Filter these entries so that only lines with the word "scene" remain.

::: SUPPLIED ENTRIES

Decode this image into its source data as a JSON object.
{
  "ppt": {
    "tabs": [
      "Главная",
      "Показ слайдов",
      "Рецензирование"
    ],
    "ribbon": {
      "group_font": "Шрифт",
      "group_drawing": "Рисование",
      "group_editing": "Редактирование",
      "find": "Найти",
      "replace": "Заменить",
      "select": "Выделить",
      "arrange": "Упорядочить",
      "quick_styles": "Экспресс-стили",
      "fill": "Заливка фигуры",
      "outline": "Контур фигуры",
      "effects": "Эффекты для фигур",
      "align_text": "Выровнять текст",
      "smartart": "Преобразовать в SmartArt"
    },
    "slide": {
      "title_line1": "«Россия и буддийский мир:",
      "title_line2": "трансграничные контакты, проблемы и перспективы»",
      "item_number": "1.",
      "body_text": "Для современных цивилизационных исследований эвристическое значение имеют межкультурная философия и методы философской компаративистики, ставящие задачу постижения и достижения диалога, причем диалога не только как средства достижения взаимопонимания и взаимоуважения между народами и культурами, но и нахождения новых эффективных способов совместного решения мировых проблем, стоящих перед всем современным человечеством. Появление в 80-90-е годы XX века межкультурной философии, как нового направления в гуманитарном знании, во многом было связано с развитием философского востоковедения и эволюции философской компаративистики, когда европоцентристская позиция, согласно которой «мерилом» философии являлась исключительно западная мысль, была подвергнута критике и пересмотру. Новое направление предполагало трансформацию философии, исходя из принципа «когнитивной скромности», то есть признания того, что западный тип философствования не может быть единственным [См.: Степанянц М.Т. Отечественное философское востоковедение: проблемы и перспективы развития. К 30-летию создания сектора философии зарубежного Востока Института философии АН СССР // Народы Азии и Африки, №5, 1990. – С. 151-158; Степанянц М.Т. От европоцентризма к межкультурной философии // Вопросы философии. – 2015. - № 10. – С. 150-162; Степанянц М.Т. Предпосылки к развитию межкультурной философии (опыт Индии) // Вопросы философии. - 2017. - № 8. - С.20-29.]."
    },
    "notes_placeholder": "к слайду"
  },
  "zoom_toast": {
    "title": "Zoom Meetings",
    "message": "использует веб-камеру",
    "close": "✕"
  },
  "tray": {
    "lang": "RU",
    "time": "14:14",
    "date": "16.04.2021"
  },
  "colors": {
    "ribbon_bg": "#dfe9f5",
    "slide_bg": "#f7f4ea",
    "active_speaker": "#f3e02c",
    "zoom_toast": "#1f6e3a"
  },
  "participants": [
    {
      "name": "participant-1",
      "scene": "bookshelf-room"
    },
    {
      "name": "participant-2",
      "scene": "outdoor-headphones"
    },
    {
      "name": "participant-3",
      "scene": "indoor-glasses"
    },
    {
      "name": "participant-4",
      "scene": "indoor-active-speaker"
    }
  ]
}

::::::

**ANSWER TO THIS PROBLEM**:
      "scene": "bookshelf-room"
      "scene": "outdoor-headphones"
      "scene": "indoor-glasses"
      "scene": "indoor-active-speaker"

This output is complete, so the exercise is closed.